And it really is a dream home: Bonita is an awesome mom who loves him dearly; he goes with her to the office and has plenty of toys, food, biltong and blankets. And, most of all, love.
I admit that I cried when I had to let him go. I’ve rescued many animals in my years but Troysen was deeply special to me and I love him dearly (I even got a tattoo of him on my arm). Even though I couldn’t adopt him myself, I know that he ended up in the most wonderful home with animal lovers where he’s so happy – and I know that he’ll never feel pain again.
COMPLETELY IN LOVE
By Bonita de Wet, Troysen’s new owner
We met Troy on Valentine’s Day – and what an amazing Valentine’s Day it was. Paul and Hennie van der Walt sent my colleague and me to meet Troy in Fourways, Johannesburg, where he was staying with Sabina.
When we arrived, we didn’t really know what to expect. We’d been told that he was really depressed, but when he got into the car, he seemed the complete opposite: he was so friendly and he lay on my lap all the way back to Pretoria. And that’s when I fell in love with Troy: all he wanted was love and nothing more.
When we arrived in Pretoria he came back with me for the night until the next morning when we would find him a home. The next morning he went with me to the office to meet Paul and Hennie. When Paul arrived, he came bearing gifts: toys, dog food, a huge bed, and biltong (his favourite thing in the whole world) and, of course, Troy won Paul’s heart immediately.
I asked Paul if Troy could come home with me again for the night. That evening, we went for a walk – and he loves his walks. He slept with me in my bed like a little puppy and, by the next morning, I knew there was no way I could give him up. I asked Paul and Hennie if I could adopt him and, of course, they said yes!

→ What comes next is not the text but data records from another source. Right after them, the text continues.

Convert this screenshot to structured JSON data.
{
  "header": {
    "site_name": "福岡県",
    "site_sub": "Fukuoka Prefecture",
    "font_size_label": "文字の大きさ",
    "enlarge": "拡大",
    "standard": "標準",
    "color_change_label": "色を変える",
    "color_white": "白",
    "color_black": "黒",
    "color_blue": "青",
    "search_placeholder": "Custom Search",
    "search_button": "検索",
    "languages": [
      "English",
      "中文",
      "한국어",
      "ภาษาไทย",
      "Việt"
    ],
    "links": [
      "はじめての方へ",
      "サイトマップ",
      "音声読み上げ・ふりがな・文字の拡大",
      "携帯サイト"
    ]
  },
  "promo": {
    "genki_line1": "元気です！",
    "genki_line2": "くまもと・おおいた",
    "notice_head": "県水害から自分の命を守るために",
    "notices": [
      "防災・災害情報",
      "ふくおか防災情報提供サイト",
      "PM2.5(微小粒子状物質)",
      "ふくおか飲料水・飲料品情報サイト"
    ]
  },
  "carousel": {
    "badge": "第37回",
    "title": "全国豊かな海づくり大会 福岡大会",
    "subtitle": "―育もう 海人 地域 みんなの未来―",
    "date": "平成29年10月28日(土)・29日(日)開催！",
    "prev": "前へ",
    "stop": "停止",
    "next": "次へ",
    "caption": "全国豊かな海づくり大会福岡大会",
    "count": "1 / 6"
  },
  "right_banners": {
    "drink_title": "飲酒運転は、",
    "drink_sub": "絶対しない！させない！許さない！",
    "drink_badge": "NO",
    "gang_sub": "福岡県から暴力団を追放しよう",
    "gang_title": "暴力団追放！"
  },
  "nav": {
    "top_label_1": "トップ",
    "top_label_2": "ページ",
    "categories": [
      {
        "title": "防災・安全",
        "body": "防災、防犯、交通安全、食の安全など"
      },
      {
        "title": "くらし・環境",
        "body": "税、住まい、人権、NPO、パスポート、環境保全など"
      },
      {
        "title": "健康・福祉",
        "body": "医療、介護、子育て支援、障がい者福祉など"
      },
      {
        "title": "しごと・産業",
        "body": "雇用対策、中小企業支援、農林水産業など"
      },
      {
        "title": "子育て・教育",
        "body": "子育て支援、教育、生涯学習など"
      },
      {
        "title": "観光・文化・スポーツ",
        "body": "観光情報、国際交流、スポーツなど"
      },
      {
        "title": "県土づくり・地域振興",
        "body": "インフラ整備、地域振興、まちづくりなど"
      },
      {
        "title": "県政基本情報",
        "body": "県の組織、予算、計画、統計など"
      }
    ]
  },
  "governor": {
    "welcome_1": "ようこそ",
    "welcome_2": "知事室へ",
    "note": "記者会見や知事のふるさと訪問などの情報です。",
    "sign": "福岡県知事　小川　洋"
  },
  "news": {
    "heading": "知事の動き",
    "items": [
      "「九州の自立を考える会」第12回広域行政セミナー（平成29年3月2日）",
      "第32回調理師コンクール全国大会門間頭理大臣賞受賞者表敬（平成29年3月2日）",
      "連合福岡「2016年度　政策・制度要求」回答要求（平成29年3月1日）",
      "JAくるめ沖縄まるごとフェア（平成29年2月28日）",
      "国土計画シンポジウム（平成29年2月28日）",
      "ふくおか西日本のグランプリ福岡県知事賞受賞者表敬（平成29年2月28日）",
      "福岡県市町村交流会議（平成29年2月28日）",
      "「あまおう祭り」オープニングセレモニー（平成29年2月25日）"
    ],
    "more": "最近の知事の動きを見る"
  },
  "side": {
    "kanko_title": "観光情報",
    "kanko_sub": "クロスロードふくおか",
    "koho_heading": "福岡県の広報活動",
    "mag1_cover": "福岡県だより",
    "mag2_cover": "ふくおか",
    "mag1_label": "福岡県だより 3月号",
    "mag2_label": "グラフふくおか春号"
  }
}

I was completely in love. Troy is not just any dog; he’s really special and, after all he’s been through, he’s still such a lovable guy who means no harm to anyone. I feel a bond with Troy which I’ve never felt with any other dog before. He means the world to me and it’s scary to think that had it not been for Sabina, Paul and Hennie with their good hearts and determination to save Troy, I would never have met him. He’s my best friend and a big part of the family; I think I needed him more than he needed me.
I take him to the office now and then for the day so he can visit Paul and he gets so excited for that, knowing full well that, aside from the fact that he LOVES Paul, he’ll get biltong too. You can say we share custody.
Troy is nothing else but a big brown-and-white bundle of love and all he brings is happiness to everyone who meets him. He is a big puppy on a mission to love!